Some useful tips for first-timers:

  1. Get pre-approved beforehand. This will increase your creditworthiness in the home sellers’ eyes. It is highly recommended to get the pre-approval letters from not only one, but at least two or three different lenders.
  2. Compare different mortgage rates. Choose at least three lenders. The more, the better.
  3. Do preliminary calculations based on the amount you have been pre-approved for. Plan your future expenses.
  4. Set aside for a down payment as much as possible – and as early as possible. The down payment will decrease the principal amount, which, in turn, can reduce your potential expenses. So it is important to start saving in advance.
  5. If you are eligible for a VA loan, consider this option first of all.
  6. Consider government-backed plans, as well as local assistance programs. There can be tempting offers – don't miss the boat.
  7. Pay off previous debts, if possible.

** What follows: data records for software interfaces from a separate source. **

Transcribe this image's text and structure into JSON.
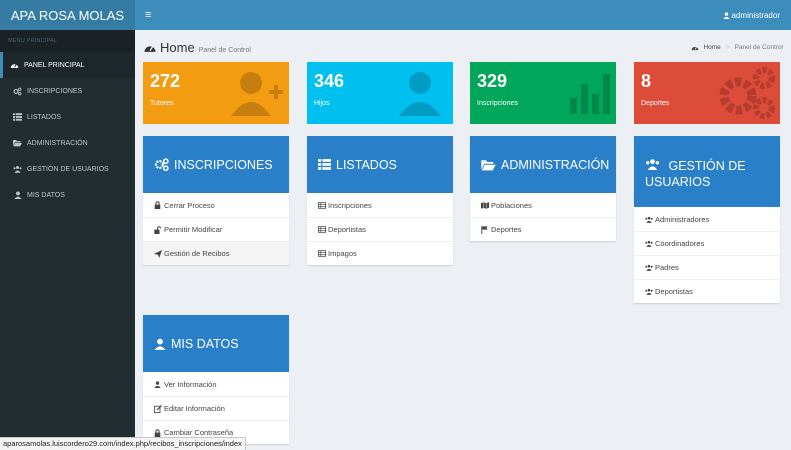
{
  "app": {
    "brand": "APA ROSA MOLAS",
    "menu_toggle": "≡",
    "user": "administrador"
  },
  "sidebar": {
    "header": "MENU PRINCIPAL",
    "items": [
      {
        "label": "PANEL PRINCIPAL",
        "icon": "dashboard-icon",
        "active": true
      },
      {
        "label": "INSCRIPCIONES",
        "icon": "cogs-icon"
      },
      {
        "label": "LISTADOS",
        "icon": "list-icon"
      },
      {
        "label": "ADMINISTRACIÓN",
        "icon": "folder-open-icon"
      },
      {
        "label": "GESTIÓN DE USUARIOS",
        "icon": "users-icon"
      },
      {
        "label": "MIS DATOS",
        "icon": "user-icon"
      }
    ]
  },
  "header": {
    "title": "Home",
    "subtitle": "Panel de Control",
    "breadcrumb": [
      "Home",
      "Panel de Control"
    ]
  },
  "stats": [
    {
      "value": "272",
      "label": "Tutores",
      "color": "#f39c12",
      "icon": "user-plus-icon"
    },
    {
      "value": "346",
      "label": "Hijos",
      "color": "#00c0ef",
      "icon": "user-icon"
    },
    {
      "value": "329",
      "label": "Inscripciones",
      "color": "#00a65a",
      "icon": "bar-chart-icon"
    },
    {
      "value": "8",
      "label": "Deportes",
      "color": "#dd4b39",
      "icon": "gears-icon"
    }
  ],
  "panels": {
    "inscripciones": {
      "title": "INSCRIPCIONES",
      "items": [
        "Cerrar Proceso",
        "Permitir Modificar",
        "Gestión de Recibos"
      ]
    },
    "listados": {
      "title": "LISTADOS",
      "items": [
        "Inscripciones",
        "Deportistas",
        "Impagos"
      ]
    },
    "administracion": {
      "title": "ADMINISTRACIÓN",
      "items": [
        "Poblaciones",
        "Deportes"
      ]
    },
    "gestion": {
      "title_line1": "GESTIÓN DE",
      "title_line2": "USUARIOS",
      "items": [
        "Administradores",
        "Coordinadores",
        "Padres",
        "Deportistas"
      ]
    },
    "misdatos": {
      "title": "MIS DATOS",
      "items": [
        "Ver Información",
        "Editar Información",
        "Cambiar Contraseña"
      ]
    }
  },
  "status_url": "aparosamolas.luiscordero29.com/index.php/recibos_inscripciones/index"
}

How much house can I afford in Montana?

To see whether a given property is within the limits of your budget, you must know its value and the tentative loan terms. Feed these to the calculator on the current page. Don't forget to account for your other debts, as well. Most advisers suggest keeping your mortgage payment at less than 28% of your monthly income, with total debt under 36%.

What credit rating do I need to qualify for a mortgage loan in Montana?

There is no definitive answer to this question. For conventional loans, credit scores starting from 620 are generally satisfactory. However, the exact conditions vary widely and include other essential criteria, including your income, current debt amount etc. For government-backed FHA plans, there is no predefined threshold, and each lender has the right to set their own requirements. Typically, a credit score of 500 or better may qualify.

What is the average mortgage rate in Montana?

At the time of writing, the average rates for conventional fixed-rate mortgages are 7.4930% and 6.6970% for a 30-year and a 15-year loan term, respectively.